About This Artist
Barbara Jones-Hogu (born Chicago, IL 1938–died Chicago Heights, IL 2017)
Painter and printmaker Barbara Jones-Hogu was a founding member of the African Commune of Bad Relevant Artists (AfriCOBRA), an artist collective formed in Chicago in 1968. Members of AfriCOBRA visually expressed the central ideas of the Black Power movement—self-determination, unity, and black pride. The group shared the idea that their art should be uplifting, highlighting the beautiful and heroic aspects of African American experience, and should be easy for ordinary people to understand. As a result, AfriCOBRA produced a unique aesthetic, characterized by simplified forms, vivid colors, and strong, often competing, patterns. One of Jones-Hogu’s most important contributions to AfriCOBRA’s style was the incorporation of words into her images to make their meaning perfectly clear. Prior to her involvement with AfriCOBRA, Jones-Hogu studied art at Howard University, the School of the Art Institute of Chicago, and the Illinois Institute of Technology. Though best known for the screen prints she created and exhibited while a member of AfriCOBRA, Jones-Hogu was originally a painter, and in 1967 she contributed to the mural Wall of Respect on Chicago’s South Side. In her later years, Jones-Hogu continued to work in Chicago as an artist and started using digital imagery and making documentary films.

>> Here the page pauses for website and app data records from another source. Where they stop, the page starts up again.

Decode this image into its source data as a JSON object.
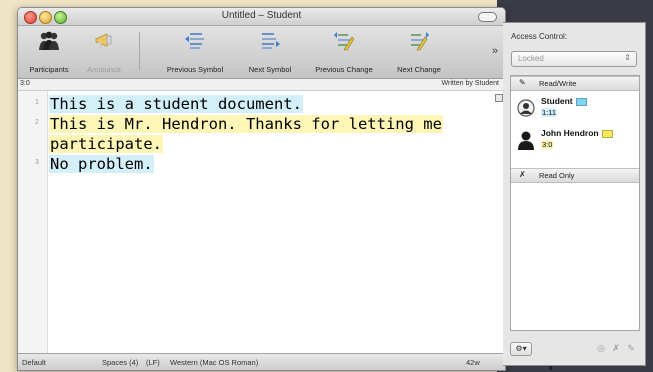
{
  "window": {
    "title": "Untitled – Student"
  },
  "toolbar": {
    "buttons": [
      {
        "label": "Participants",
        "icon": "participants-icon",
        "enabled": true
      },
      {
        "label": "Announce",
        "icon": "megaphone-icon",
        "enabled": false
      },
      {
        "label": "Previous Symbol",
        "icon": "previous-symbol-icon",
        "enabled": true
      },
      {
        "label": "Next Symbol",
        "icon": "next-symbol-icon",
        "enabled": true
      },
      {
        "label": "Previous Change",
        "icon": "previous-change-icon",
        "enabled": true
      },
      {
        "label": "Next Change",
        "icon": "next-change-icon",
        "enabled": true
      }
    ],
    "overflow": "»"
  },
  "infobar": {
    "position": "3:0",
    "author": "Written by Student"
  },
  "editor": {
    "lines": [
      {
        "num": "1",
        "text": "This is a student document.",
        "author": "student"
      },
      {
        "num": "2",
        "text": "This is Mr. Hendron. Thanks for letting me",
        "author": "hendron"
      },
      {
        "num": "",
        "text": "participate.",
        "author": "hendron"
      },
      {
        "num": "3",
        "text": "No problem.",
        "author": "student"
      }
    ]
  },
  "status": {
    "mode": "Default",
    "tabs": "Spaces (4)",
    "line_ending": "(LF)",
    "encoding": "Western (Mac OS Roman)",
    "word_count": "42w"
  },
  "drawer": {
    "access_control_label": "Access Control:",
    "access_value": "Locked",
    "group_readwrite": "Read/Write",
    "group_readonly": "Read Only",
    "participants": [
      {
        "name": "Student",
        "selection": "1:11",
        "color": "#7fd6f2"
      },
      {
        "name": "John Hendron",
        "selection": "3:0",
        "color": "#f5ea5c"
      }
    ]
  },
  "colors": {
    "student_highlight": "#d3effa",
    "hendron_highlight": "#fdf6b7"
  }
}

A founding member of the African Commune of Bad Relevant Artists (AfriCOBRA) along with Barabara Jones-Hogu, Wadsworth Jarrell created bright, eye-catching paintings like Revolutionary and reproduced them as posters, seen here, in order to spread the group’s message. Exhibited first at the Studio Museum in Harlem in 1971 and screenprinted the following year, Revolutionary displays a figure composed by the words of the passionate speech she is giving. Radiating out from her head and iconic afro are words like "sister," "resist," and "revolution," while her skin comprises a series of Bs, which repeat and bear out the message, "Black is beautiful."
Black Power was a widespread cultural and political ethos that had neither an official ideology nor a set of standard beliefs. Two controversial icons of the movement, Angela Davis and Amiri Baraka, were central to its development and reflect its diversity. Davis became nationally known in 1969 for her impassioned activism on behalf of civil rights as well as for her connection to a gunfight outside of a California courthouse. Incarcerated and ultimately acquitted, Davis has continued to champion a variety of social causes, especially prison reform. A poet, playwright and activist, Baraka changed his name in the late 1960s and spearheaded the black arts movement, which held values and aesthetics similar to that of AfriCOBRA.
African Americans used personal signage like buttons, patches, and decals to announce their political views. With their simple yet bold white-on-black designs, these buttons signaled the wearer’s racial pride and a belief in creating black political and cultural institutions—ideas central to the Black Power movement. Buttons also appealed to others to join the cause.